I read the write-up (which also appears on Value Investors Club, as Above Average Odds Investing is a member) and my interest was piqued. My mouth even watered. But the more I read about the company the less enthusiastic I got. Put simply, Ryan sets out the case for an incredibly cheap company with the potential to be an absolute giant. You pay nothing for its potential, and get the current cashflows very cheap. I can't do it justice, so you should just read his post.
But here's what I found when I started looking that bothered me:
- I can’t give myself a plausible but overstated or wrong reason why it’s cheap.
- The CEO Nolan Watson’s Wikipedia page is incredibly promotional. The editor is “Denvyboy”, who seems to only write about sandstorm and Nolan. Denvyboy is probably Denver Harris, the investor relations manager for Sandstorm.
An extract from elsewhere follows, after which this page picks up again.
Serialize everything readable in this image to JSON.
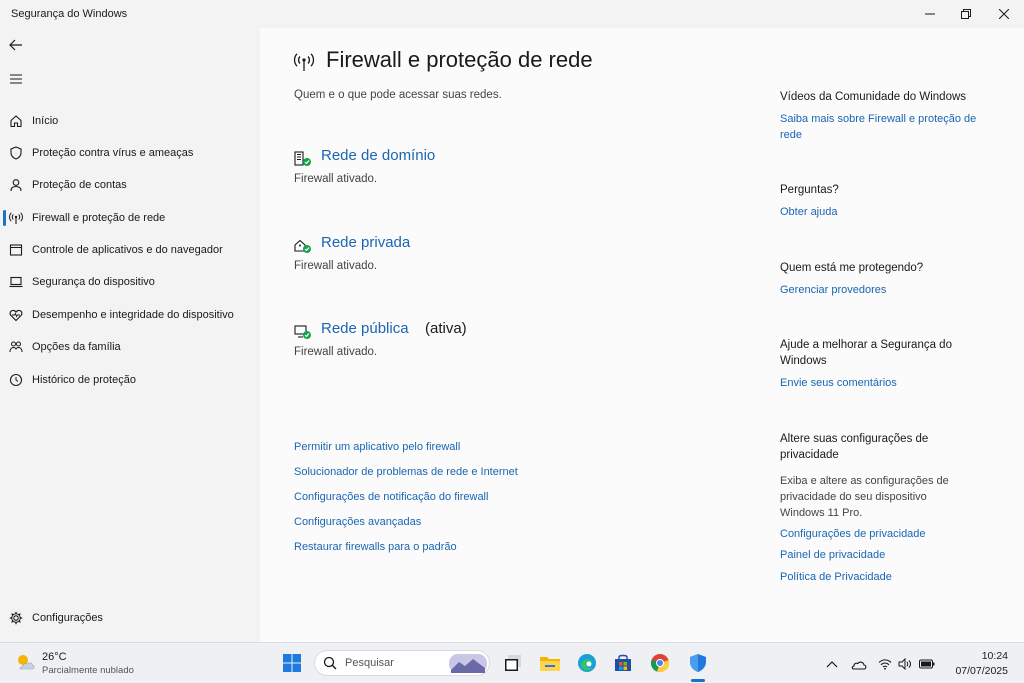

I’d prefer if they spent more time on the company than on investors.
- In his youtube video about due diligence, Sandstorm Executive Vice President, David Awram uses the phrase “going forward” five times in less than three minutes.
- The only analyst coverage is from two organisations: National Bank Financial and Cormark Securities. When you look at their management, one Executive VP is a former VP at National Bank Financial, and another Director is currently Vice Chairman of Cormark Securities. Seems like they’re only giving analyst coverage to the stock because of the firms’ relationship with management.
- If Nolan Watson is such a boy genius (with all his contacts from being CFO of a billion dollar company) he should easily be able to find investors. Furthermore, current investors would trust him and wouldn't be selling shares at the current price. This is effectively just a restatement of the first bullet point: there's no plausible reason why this stock is undervalued.
- Note that Watson's main trumpeted achievement in his time at Silver Wheaton is raising a billion dollars in debt and equity. That's a skill, but it's a promotional skill (an important but dangerous one).
- In the Donner deal announced July 13, 2011, Sandstorm provided $25m senior finance to Donner, and in return got the right (and obligation) to purchase 17.5% of the copper and precious metals from the Bracemac-McLeod mine, for the price of US$0.80 per pound (if the market price of copper is above US$2.75 per pound). If the price is below $2.75 per pound, they can purchase for the lesser of US$0.55 or the prevailing spot price. That seems like a great deal, but I know nothing about loan financing or mining. I do know a tiny bit about buying stocks (that's not understatement, I truly mean I know a tiny amount as compared with loan finance and mining, where I know nothing). And Sandstorm also purchased 6,200,000 Donner common shares for CDN$0.35, for a cost of $2,250,000. Donner shares last traded at 0.25, for a loss of 28% since purchase. That's a bad trade so far.
- There are absurd amounts of warrants and options. There are 155 562 490 warrants outstanding, with an exercise price of US$0.70 and expiry date of December 23, 2012. That puts a bit of a cap on the stock this year, and the whole concept of having 150 million warrants outstanding when you only have 300 million shares seems a bit crazy – what’ll they do next year? Any massive increase in the stock price has a pretty heavy ceiling, and no doubt they’ll just issue more warrants if the current ones are exercised.
- I feel like I can’t pinpoint a specific risk that exists. But it just might be that the business is unsustainable. Perhaps the unique business model/financing structure allows plenty of room to creatively report assets/income. I think the market may be pricing this in and that’s why the share price languishes.
So I'm not going to be buying any. To be honest, it could be a huge mistake. The bull case from Above Average Odds Investing is compelling, but it just doesn't fit right with me. I'll be following progress.